REVIEW: Shearwater: Everybody Makes Mistakes
Shearwater: Everybody Makes Mistakes [Misra, 2002] (mp3s)
Three words? dancing to regret
Shearwater reminds us that a finger of sunlight through a window, like a single piano note, can be utterly devastating. This is an album full of mistakes - of accidents, stumblings, errors and regrets - but none of them in the music itself. There, everything is arranged with painstaking care - vibraphone and acoustic guitar appear according to a sad, strange arithmetic, timed to meet sorrow, longing and hope. Though the songs address plane-crashes, surgery and lightning-strikes, these disasters blossom in the sparest of surroundings. Everybody Makes Mistakes is like an aria in an art gallery, the hush broken by clear, high notes.
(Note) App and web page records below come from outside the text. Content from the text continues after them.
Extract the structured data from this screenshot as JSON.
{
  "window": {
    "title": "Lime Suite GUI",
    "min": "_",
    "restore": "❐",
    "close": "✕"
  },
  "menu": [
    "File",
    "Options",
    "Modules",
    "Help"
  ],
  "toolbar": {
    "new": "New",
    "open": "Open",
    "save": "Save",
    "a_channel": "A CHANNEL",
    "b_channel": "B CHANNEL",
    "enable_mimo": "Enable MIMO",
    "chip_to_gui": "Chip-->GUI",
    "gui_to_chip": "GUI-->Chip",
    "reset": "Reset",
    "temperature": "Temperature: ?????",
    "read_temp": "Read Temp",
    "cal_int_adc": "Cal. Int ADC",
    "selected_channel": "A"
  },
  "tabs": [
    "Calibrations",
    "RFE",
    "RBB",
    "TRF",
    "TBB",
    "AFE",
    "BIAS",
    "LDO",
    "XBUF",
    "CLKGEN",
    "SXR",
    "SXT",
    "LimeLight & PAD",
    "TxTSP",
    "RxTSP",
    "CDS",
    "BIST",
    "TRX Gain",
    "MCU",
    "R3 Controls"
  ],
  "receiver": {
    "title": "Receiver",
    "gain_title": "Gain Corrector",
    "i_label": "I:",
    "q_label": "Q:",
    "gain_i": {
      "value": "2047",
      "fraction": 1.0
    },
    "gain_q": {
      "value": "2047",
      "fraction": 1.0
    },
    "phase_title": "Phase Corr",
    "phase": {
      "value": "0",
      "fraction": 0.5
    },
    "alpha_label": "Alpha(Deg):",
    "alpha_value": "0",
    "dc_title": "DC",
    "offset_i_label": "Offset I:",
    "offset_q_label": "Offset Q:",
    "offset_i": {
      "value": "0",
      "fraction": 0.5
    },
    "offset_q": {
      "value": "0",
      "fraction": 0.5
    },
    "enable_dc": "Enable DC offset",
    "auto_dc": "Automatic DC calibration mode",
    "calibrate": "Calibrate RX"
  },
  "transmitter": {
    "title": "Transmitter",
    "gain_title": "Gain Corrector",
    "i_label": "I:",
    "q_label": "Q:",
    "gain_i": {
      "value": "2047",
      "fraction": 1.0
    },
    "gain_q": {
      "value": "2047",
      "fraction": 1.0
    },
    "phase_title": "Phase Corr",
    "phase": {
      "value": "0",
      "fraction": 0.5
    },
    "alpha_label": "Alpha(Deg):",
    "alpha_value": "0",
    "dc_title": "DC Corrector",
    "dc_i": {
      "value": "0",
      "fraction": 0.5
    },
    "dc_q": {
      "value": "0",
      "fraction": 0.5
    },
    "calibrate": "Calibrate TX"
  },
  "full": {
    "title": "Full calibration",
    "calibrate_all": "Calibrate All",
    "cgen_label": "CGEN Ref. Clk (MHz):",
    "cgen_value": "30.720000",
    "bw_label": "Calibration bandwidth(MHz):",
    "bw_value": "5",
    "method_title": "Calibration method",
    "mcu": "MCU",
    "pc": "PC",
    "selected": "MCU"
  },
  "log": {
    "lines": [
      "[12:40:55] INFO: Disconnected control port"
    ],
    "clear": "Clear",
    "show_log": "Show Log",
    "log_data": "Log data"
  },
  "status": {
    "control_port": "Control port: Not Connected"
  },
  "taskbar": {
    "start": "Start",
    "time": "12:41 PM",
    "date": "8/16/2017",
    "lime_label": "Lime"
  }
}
The group's songwriters, Will Robinson Sheff and Jonathan Meiburg, also collaborate in the sylvan rock troupe Okkervil River. Here, however, they've turned away from gothic Autumns and stormy banjo punk, voicing their visions with high, near-ghostly falsetto. Both voices fly close to the flames of Thom Yorke or Sigur Ros's Jon Thor Birgisson. With the exception of the Okkervil-like "Well, Benjamin" or the earnest "Mistakes", nothing here would be confused for the stormy other project. It is too refined, pristine, pretty. Even the languid "Room for Mistakes" is possessed with an intensity of feeling and craft. The record's sadness - floating, potent, stretched thin from crying - is almost too much to bear: like a sweet, heady liqueur, it is difficult to consume in large quantities. Abandoned, in an empty house, white light streaming through the windows, it might be a perfect accompaniment... elsehwere, however, the honesty of the emotion is carelessly overwhelming. 'Carelessly' not because the songs are ramshackle - quite the opposite - but rather that the work of Shearwater wastes no thought on those who will hear it. Nothing is watered down: the soul of these songs is played without concession. Everybody Makes Mistakes is absolutely, almost frighteningly pure. In fact, we imperfect men and women, still messy in our sorrows, rarely find ourselves prepared for such purging music. To listen to the twelve distilled tracks of this album is to risk discomfort - or pain - for the possibility of being ready for its transcendence.